Making new friends has never been easy, especially in a foreign place with foreign people with different backgrounds, but developing new friendships is a pivotal part of life that everyone should eventually master. As Jayla Davis, 15, from Dunbar Hall said, “Friendships mean not leaving me lonely.” We are already over a week into this summer experience, and hopefully most students have already found some friends who have your back, but if not, you should make some!

So, what makes a good friend? Most Exeter Summer students would agree that some of the most important qualities of a good friend include someone who always is loyal, and is caring. James P. Swenson, 16, of Soule hall said that “this person gotta be chillin” and Naisha Deora, 14, of Dunbar hall said that her friends are “kind, compassionate, funny, and we have some things in common so we have some things to talk about.”

In other words, Lucy Warburg, 16, from Cilley Hall said that she “looks for if they have good morals, if they are kind to not just their friends but basically everyone, and I look for if they are respectful to everyone they meet.”

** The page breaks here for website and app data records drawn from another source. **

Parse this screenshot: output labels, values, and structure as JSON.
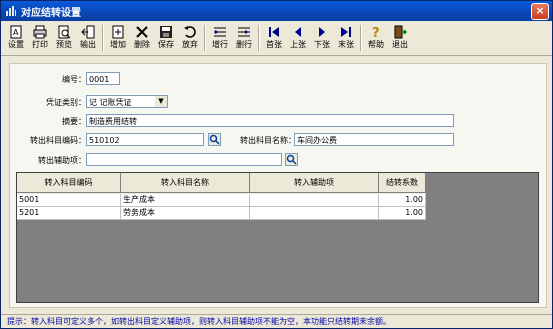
{
  "window": {
    "title": "对应结转设置",
    "close_label": "×"
  },
  "toolbar": {
    "buttons": [
      {
        "label": "设置",
        "icon": "settings-icon"
      },
      {
        "label": "打印",
        "icon": "printer-icon"
      },
      {
        "label": "预览",
        "icon": "preview-icon"
      },
      {
        "label": "输出",
        "icon": "export-icon"
      },
      {
        "label": "增加",
        "icon": "add-icon"
      },
      {
        "label": "删除",
        "icon": "delete-icon"
      },
      {
        "label": "保存",
        "icon": "save-icon"
      },
      {
        "label": "放弃",
        "icon": "undo-icon"
      },
      {
        "label": "增行",
        "icon": "insert-row-icon"
      },
      {
        "label": "删行",
        "icon": "delete-row-icon"
      },
      {
        "label": "首张",
        "icon": "first-icon"
      },
      {
        "label": "上张",
        "icon": "prev-icon"
      },
      {
        "label": "下张",
        "icon": "next-icon"
      },
      {
        "label": "末张",
        "icon": "last-icon"
      },
      {
        "label": "帮助",
        "icon": "help-icon"
      },
      {
        "label": "退出",
        "icon": "exit-icon"
      }
    ]
  },
  "form": {
    "number_label": "编号：",
    "number_value": "0001",
    "voucher_type_label": "凭证类别：",
    "voucher_type_value": "记   记账凭证",
    "summary_label": "摘要：",
    "summary_value": "制造费用结转",
    "out_code_label": "转出科目编码：",
    "out_code_value": "510102",
    "out_name_label": "转出科目名称：",
    "out_name_value": "车间办公费",
    "out_aux_label": "转出辅助项：",
    "out_aux_value": ""
  },
  "grid": {
    "headers": [
      "转入科目编码",
      "转入科目名称",
      "转入辅助项",
      "结转系数"
    ],
    "rows": [
      [
        "5001",
        "生产成本",
        "",
        "1.00"
      ],
      [
        "5201",
        "劳务成本",
        "",
        "1.00"
      ]
    ]
  },
  "status": {
    "hint": "提示：转入科目可定义多个，如转出科目定义辅助项，则转入科目辅助项不能为空，本功能只结转期末余额。"
  },
  "colors": {
    "title_bar": "#0a5ad8",
    "grid_bg": "#808080",
    "hint_text": "#0000aa"
  }
}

The benefits of having friends from all over the world are countless and includes being able to widen your circle of friends, exchange cultures, have someone to bring you around when you visit a specific place and more. Usually it’s not easy to find an occasion where you’re able to mix with people from different countries, but luckily for us, Exeter Summer has created a perfect environment for us to do so!

Nikolaos Virtorakis, 16, who comes from Greece said that he has “a wide variety of people to meet here, there’s many different types of people here.” Noora Al-Omran, 17, and Cristina Aguilar, 15, from Dunbar Hall collaborated and said that “making friends is important because it helps everyone have a better experience and have someone to talk to and to meet people from different places with different perspectives to have your back.”

Exeter Summer has also provided us with opportunities to find people with common interests to bond over, for example, the people in your different classes. They’re probably there for the same reasons as you, because you love what you do and are willing to put the time and effort to pursue this subject. Exchange contact information and perhaps find some time outside class to work together. Through that, you can continue bonding over that subject and make a new friend out of it.

Some of your classmates from Exeter Summer have also courteously provided you with some tips to make even more friends and expand your social circle.

 Sumran Chahal, 17, from Amen hall suggests that you should “Just say hi to people and ask them where they’re from.”

Patrick Moriarty, 16 from Soule hall puts it in another way, advising that you should “put yourself out there and get out of your comfort zone and be open to anything.” Even if you feel that you don’t have the ability to make friends due to social anxiety, it’s not impossible to make friends.

Canya Tipmanee, 15, of Merrill hall said that she “just talks a lot and am reallY awkward and for some apparent reason people seem to dig that.” 

This also applies to the Exeter Access students. Princess Davenport, 13, from Langdell Halls says that it’s easy to make friends “by going up to them and just talking and introducing yourself to them.”